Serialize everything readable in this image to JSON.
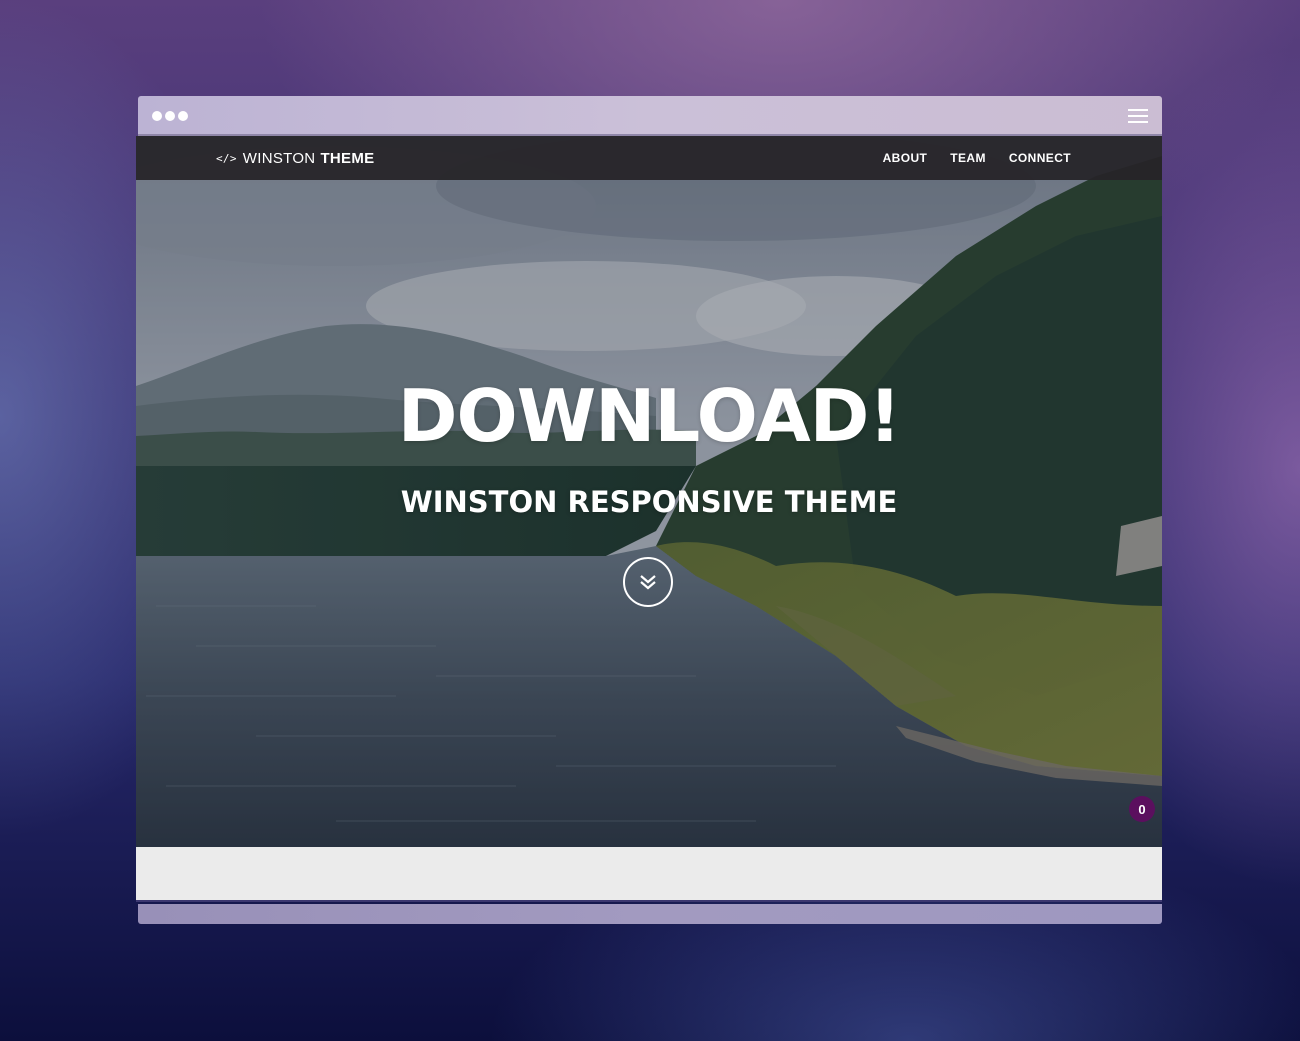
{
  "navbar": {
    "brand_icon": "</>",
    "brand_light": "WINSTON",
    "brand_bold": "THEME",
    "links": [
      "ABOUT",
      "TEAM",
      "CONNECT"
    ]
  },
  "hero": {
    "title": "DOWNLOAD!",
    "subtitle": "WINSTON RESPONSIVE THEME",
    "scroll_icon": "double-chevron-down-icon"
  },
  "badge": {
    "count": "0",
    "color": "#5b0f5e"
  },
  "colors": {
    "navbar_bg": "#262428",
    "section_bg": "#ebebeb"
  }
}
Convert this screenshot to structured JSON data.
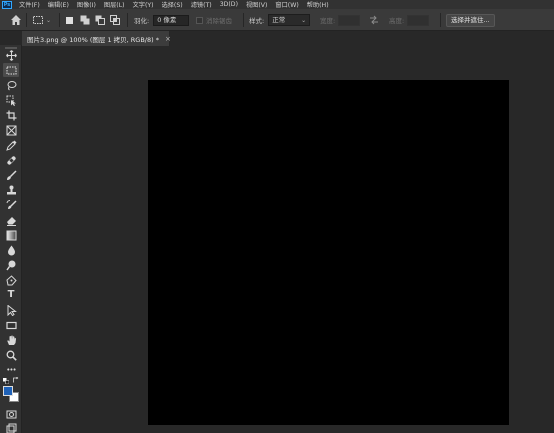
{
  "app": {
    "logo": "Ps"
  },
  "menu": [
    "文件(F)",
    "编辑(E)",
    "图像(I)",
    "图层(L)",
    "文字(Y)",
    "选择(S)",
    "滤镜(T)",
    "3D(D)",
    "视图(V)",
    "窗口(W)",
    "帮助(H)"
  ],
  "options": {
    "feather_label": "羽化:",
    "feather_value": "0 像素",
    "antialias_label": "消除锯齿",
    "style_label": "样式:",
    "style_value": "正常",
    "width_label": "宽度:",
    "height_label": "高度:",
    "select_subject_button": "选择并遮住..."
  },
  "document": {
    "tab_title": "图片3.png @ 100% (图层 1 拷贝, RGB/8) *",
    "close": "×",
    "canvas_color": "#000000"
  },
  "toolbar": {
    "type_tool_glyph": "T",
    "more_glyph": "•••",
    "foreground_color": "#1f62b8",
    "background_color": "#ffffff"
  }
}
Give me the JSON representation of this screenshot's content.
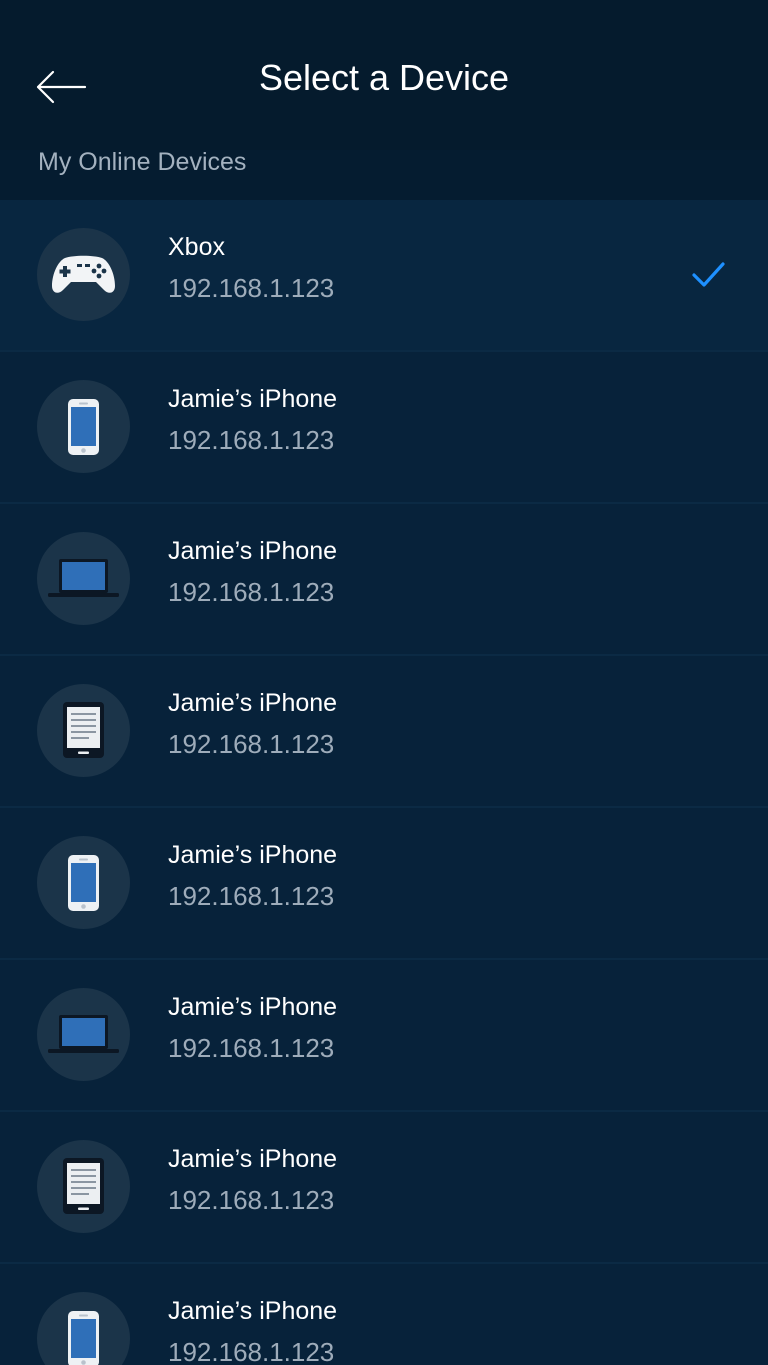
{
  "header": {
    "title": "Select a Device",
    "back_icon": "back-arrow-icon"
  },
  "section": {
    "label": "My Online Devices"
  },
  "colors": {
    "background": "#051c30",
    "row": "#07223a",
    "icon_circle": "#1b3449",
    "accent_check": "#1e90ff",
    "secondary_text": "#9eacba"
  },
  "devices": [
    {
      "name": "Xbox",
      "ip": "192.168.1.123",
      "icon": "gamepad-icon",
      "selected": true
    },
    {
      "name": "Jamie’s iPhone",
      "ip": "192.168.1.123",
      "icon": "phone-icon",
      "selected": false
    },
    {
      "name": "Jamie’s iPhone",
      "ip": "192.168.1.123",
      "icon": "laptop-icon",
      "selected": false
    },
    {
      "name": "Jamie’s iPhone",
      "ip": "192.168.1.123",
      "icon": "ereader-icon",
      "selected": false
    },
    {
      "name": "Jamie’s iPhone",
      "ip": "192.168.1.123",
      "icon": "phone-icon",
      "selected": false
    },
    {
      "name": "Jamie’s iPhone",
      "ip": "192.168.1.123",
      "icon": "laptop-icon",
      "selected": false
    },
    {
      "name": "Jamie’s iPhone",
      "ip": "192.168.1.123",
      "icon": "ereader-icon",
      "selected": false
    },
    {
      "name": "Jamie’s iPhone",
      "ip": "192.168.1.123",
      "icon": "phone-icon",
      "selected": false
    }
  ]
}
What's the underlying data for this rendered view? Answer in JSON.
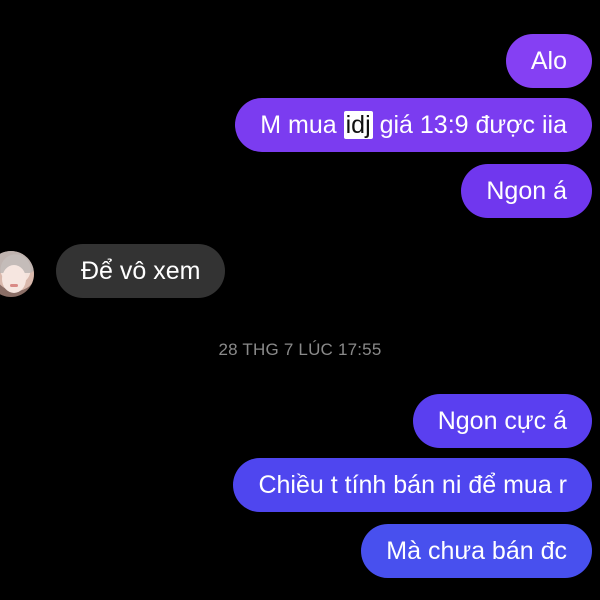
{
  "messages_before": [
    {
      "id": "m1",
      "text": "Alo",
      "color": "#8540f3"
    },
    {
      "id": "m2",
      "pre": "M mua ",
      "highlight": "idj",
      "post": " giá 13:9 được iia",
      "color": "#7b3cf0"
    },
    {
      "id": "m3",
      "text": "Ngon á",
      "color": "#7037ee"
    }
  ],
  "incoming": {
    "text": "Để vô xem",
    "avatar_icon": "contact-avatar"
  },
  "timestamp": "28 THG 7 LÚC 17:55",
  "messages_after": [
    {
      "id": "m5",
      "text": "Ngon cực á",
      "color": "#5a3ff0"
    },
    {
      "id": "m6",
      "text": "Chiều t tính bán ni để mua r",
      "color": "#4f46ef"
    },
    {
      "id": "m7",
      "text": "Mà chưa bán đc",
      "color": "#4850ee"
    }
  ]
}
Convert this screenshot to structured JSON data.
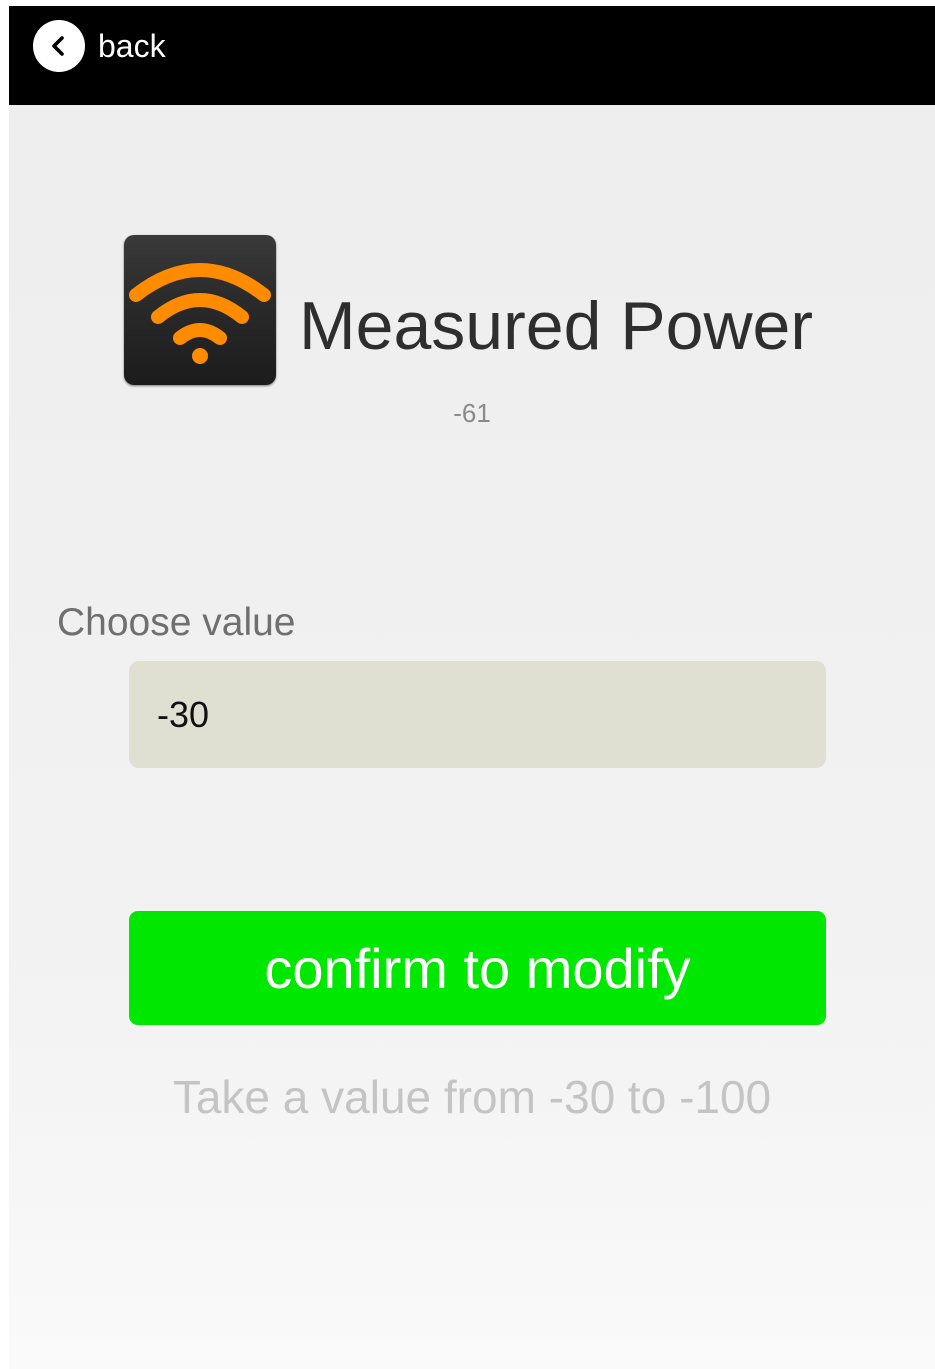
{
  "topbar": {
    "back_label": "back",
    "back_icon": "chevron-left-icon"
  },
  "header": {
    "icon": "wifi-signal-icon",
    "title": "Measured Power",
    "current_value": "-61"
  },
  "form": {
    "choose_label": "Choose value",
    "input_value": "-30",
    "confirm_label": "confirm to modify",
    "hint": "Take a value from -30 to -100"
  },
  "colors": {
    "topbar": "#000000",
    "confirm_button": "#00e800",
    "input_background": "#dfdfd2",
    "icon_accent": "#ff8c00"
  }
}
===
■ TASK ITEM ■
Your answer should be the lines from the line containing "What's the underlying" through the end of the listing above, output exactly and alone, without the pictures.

■ WRITTEN ANSWER ■
What's the underlying data for this rendered view? Answer in JSON.
{
  "messages_before": [
    {
      "id": "m1",
      "text": "Alo",
      "color": "#8540f3"
    },
    {
      "id": "m2",
      "pre": "M mua ",
      "highlight": "idj",
      "post": " giá 13:9 được iia",
      "color": "#7b3cf0"
    },
    {
      "id": "m3",
      "text": "Ngon á",
      "color": "#7037ee"
    }
  ],
  "incoming": {
    "text": "Để vô xem",
    "avatar_icon": "contact-avatar"
  },
  "timestamp": "28 THG 7 LÚC 17:55",
  "messages_after": [
    {
      "id": "m5",
      "text": "Ngon cực á",
      "color": "#5a3ff0"
    },
    {
      "id": "m6",
      "text": "Chiều t tính bán ni để mua r",
      "color": "#4f46ef"
    },
    {
      "id": "m7",
      "text": "Mà chưa bán đc",
      "color": "#4850ee"
    }
  ]
}
Convert this screenshot to structured JSON data.
{
  "topbar": {
    "back_label": "back",
    "back_icon": "chevron-left-icon"
  },
  "header": {
    "icon": "wifi-signal-icon",
    "title": "Measured Power",
    "current_value": "-61"
  },
  "form": {
    "choose_label": "Choose value",
    "input_value": "-30",
    "confirm_label": "confirm to modify",
    "hint": "Take a value from -30 to -100"
  },
  "colors": {
    "topbar": "#000000",
    "confirm_button": "#00e800",
    "input_background": "#dfdfd2",
    "icon_accent": "#ff8c00"
  }
}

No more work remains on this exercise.